The Night of the Hunter
Not yet rated
Time Out saysLaughton's only stab at directing, with Mitchum as the psychopathic preacher with 'love' and 'hate' tattooed on his knuckles, turned out to be a genuine weirdie. Set in '30s rural America, the film polarises into a struggle between good and evil for the souls of innocent children. Everyone's contribution is equally important. Laughton's deliberately old-fashioned direction throws up a startling array of images: an amalgam of Mark Twain-like exteriors (idyllic riverside life) and expressionist interiors, full of moody nighttime shadows. The style reaches its pitch in the extraordinary moonlight flight of the two children downriver, gliding silently in the distance, watched over by animals seen in huge close-up, filling up the foreground of the screen. James Agee's script (faithfully translating Davis Grubb's novel) treads a tight path between humour (it's a surprisingly light film in many ways) and straight suspense, a combination best realised when Gish sits the night out on the porch waiting for Mitchum to attack, and they both sing 'Leaning on the Everlasting Arms' to themselves.
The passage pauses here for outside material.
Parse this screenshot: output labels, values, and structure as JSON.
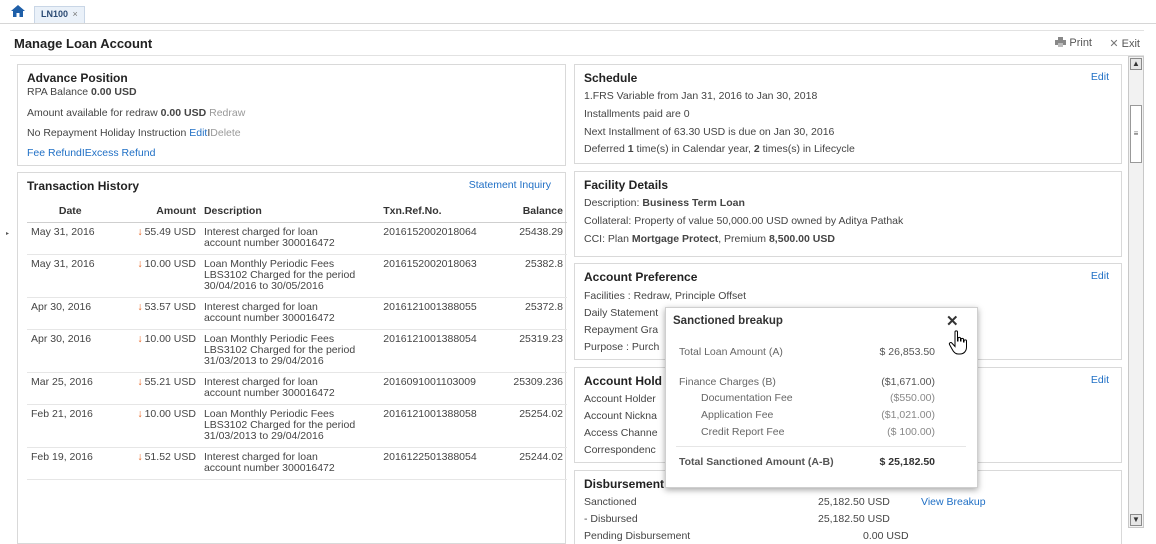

Finally, there's the absolute authority of Mitchum's performance - easy, charming, infinitely sinister.